▶ PROBLEM TO WORK ON: The output should be the records themselves, given again exactly.

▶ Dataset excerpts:
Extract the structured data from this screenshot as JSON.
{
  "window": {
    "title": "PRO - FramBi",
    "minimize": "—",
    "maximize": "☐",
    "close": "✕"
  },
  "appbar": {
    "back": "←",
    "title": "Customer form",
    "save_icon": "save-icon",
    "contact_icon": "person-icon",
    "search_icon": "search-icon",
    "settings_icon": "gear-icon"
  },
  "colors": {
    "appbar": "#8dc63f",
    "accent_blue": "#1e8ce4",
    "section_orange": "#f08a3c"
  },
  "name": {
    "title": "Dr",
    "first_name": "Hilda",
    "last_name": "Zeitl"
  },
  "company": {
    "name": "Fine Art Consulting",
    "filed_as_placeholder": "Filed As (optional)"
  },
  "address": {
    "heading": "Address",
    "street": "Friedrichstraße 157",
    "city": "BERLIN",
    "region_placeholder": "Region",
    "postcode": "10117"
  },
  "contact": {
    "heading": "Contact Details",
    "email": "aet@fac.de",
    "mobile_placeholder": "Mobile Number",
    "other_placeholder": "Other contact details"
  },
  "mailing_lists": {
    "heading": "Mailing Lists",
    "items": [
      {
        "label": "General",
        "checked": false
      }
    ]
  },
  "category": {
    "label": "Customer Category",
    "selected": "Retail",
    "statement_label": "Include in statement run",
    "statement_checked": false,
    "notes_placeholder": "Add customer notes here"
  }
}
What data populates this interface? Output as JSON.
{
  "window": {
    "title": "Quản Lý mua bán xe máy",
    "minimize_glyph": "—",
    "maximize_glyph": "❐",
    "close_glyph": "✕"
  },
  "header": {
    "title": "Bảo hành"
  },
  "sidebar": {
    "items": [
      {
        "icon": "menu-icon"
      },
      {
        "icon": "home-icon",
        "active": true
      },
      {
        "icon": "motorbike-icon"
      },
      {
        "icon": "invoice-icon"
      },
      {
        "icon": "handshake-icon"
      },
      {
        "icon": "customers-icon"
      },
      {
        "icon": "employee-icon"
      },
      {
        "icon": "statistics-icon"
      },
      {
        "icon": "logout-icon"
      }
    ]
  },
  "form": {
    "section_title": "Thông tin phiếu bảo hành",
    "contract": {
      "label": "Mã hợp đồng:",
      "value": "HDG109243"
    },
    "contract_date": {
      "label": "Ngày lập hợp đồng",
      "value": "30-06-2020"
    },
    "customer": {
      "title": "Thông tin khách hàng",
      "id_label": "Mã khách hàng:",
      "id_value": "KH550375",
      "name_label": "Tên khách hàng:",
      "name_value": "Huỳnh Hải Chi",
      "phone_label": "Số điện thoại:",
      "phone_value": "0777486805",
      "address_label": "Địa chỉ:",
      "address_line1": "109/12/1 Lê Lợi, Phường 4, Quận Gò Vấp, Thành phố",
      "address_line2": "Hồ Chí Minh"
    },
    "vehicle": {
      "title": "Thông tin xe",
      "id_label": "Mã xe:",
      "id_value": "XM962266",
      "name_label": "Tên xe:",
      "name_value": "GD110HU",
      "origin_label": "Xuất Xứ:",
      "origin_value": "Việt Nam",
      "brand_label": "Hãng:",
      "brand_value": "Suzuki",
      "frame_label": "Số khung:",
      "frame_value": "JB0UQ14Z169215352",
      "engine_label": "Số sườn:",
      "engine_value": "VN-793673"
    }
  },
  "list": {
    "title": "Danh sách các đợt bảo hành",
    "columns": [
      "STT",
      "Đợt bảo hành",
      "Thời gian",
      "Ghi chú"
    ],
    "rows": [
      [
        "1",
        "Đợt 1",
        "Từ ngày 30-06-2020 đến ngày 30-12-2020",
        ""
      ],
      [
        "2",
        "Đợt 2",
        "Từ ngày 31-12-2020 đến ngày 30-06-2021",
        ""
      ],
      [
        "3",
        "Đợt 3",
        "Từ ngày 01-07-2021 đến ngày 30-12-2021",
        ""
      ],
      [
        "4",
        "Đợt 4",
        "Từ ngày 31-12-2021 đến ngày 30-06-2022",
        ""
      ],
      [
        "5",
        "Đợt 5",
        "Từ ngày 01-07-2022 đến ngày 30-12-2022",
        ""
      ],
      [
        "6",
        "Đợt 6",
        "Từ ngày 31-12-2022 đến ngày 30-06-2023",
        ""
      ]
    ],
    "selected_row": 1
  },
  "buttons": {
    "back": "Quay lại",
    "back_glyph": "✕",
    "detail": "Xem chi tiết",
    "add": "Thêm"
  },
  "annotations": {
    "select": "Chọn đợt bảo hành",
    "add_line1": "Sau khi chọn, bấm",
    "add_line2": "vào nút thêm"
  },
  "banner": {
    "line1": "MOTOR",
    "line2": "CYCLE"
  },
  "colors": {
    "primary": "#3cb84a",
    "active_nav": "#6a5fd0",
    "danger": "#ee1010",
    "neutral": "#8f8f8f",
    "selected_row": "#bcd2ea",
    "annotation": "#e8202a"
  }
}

▶ YOUR RESPONSE:
Extract the structured data from this screenshot as JSON.
{
  "window": {
    "title": "PRO - FramBi",
    "minimize": "—",
    "maximize": "☐",
    "close": "✕"
  },
  "appbar": {
    "back": "←",
    "title": "Customer form",
    "save_icon": "save-icon",
    "contact_icon": "person-icon",
    "search_icon": "search-icon",
    "settings_icon": "gear-icon"
  },
  "colors": {
    "appbar": "#8dc63f",
    "accent_blue": "#1e8ce4",
    "section_orange": "#f08a3c"
  },
  "name": {
    "title": "Dr",
    "first_name": "Hilda",
    "last_name": "Zeitl"
  },
  "company": {
    "name": "Fine Art Consulting",
    "filed_as_placeholder": "Filed As (optional)"
  },
  "address": {
    "heading": "Address",
    "street": "Friedrichstraße 157",
    "city": "BERLIN",
    "region_placeholder": "Region",
    "postcode": "10117"
  },
  "contact": {
    "heading": "Contact Details",
    "email": "aet@fac.de",
    "mobile_placeholder": "Mobile Number",
    "other_placeholder": "Other contact details"
  },
  "mailing_lists": {
    "heading": "Mailing Lists",
    "items": [
      {
        "label": "General",
        "checked": false
      }
    ]
  },
  "category": {
    "label": "Customer Category",
    "selected": "Retail",
    "statement_label": "Include in statement run",
    "statement_checked": false,
    "notes_placeholder": "Add customer notes here"
  }
}
What data populates this interface? Output as JSON.
{
  "window": {
    "title": "Quản Lý mua bán xe máy",
    "minimize_glyph": "—",
    "maximize_glyph": "❐",
    "close_glyph": "✕"
  },
  "header": {
    "title": "Bảo hành"
  },
  "sidebar": {
    "items": [
      {
        "icon": "menu-icon"
      },
      {
        "icon": "home-icon",
        "active": true
      },
      {
        "icon": "motorbike-icon"
      },
      {
        "icon": "invoice-icon"
      },
      {
        "icon": "handshake-icon"
      },
      {
        "icon": "customers-icon"
      },
      {
        "icon": "employee-icon"
      },
      {
        "icon": "statistics-icon"
      },
      {
        "icon": "logout-icon"
      }
    ]
  },
  "form": {
    "section_title": "Thông tin phiếu bảo hành",
    "contract": {
      "label": "Mã hợp đồng:",
      "value": "HDG109243"
    },
    "contract_date": {
      "label": "Ngày lập hợp đồng",
      "value": "30-06-2020"
    },
    "customer": {
      "title": "Thông tin khách hàng",
      "id_label": "Mã khách hàng:",
      "id_value": "KH550375",
      "name_label": "Tên khách hàng:",
      "name_value": "Huỳnh Hải Chi",
      "phone_label": "Số điện thoại:",
      "phone_value": "0777486805",
      "address_label": "Địa chỉ:",
      "address_line1": "109/12/1 Lê Lợi, Phường 4, Quận Gò Vấp, Thành phố",
      "address_line2": "Hồ Chí Minh"
    },
    "vehicle": {
      "title": "Thông tin xe",
      "id_label": "Mã xe:",
      "id_value": "XM962266",
      "name_label": "Tên xe:",
      "name_value": "GD110HU",
      "origin_label": "Xuất Xứ:",
      "origin_value": "Việt Nam",
      "brand_label": "Hãng:",
      "brand_value": "Suzuki",
      "frame_label": "Số khung:",
      "frame_value": "JB0UQ14Z169215352",
      "engine_label": "Số sườn:",
      "engine_value": "VN-793673"
    }
  },
  "list": {
    "title": "Danh sách các đợt bảo hành",
    "columns": [
      "STT",
      "Đợt bảo hành",
      "Thời gian",
      "Ghi chú"
    ],
    "rows": [
      [
        "1",
        "Đợt 1",
        "Từ ngày 30-06-2020 đến ngày 30-12-2020",
        ""
      ],
      [
        "2",
        "Đợt 2",
        "Từ ngày 31-12-2020 đến ngày 30-06-2021",
        ""
      ],
      [
        "3",
        "Đợt 3",
        "Từ ngày 01-07-2021 đến ngày 30-12-2021",
        ""
      ],
      [
        "4",
        "Đợt 4",
        "Từ ngày 31-12-2021 đến ngày 30-06-2022",
        ""
      ],
      [
        "5",
        "Đợt 5",
        "Từ ngày 01-07-2022 đến ngày 30-12-2022",
        ""
      ],
      [
        "6",
        "Đợt 6",
        "Từ ngày 31-12-2022 đến ngày 30-06-2023",
        ""
      ]
    ],
    "selected_row": 1
  },
  "buttons": {
    "back": "Quay lại",
    "back_glyph": "✕",
    "detail": "Xem chi tiết",
    "add": "Thêm"
  },
  "annotations": {
    "select": "Chọn đợt bảo hành",
    "add_line1": "Sau khi chọn, bấm",
    "add_line2": "vào nút thêm"
  },
  "banner": {
    "line1": "MOTOR",
    "line2": "CYCLE"
  },
  "colors": {
    "primary": "#3cb84a",
    "active_nav": "#6a5fd0",
    "danger": "#ee1010",
    "neutral": "#8f8f8f",
    "selected_row": "#bcd2ea",
    "annotation": "#e8202a"
  }
}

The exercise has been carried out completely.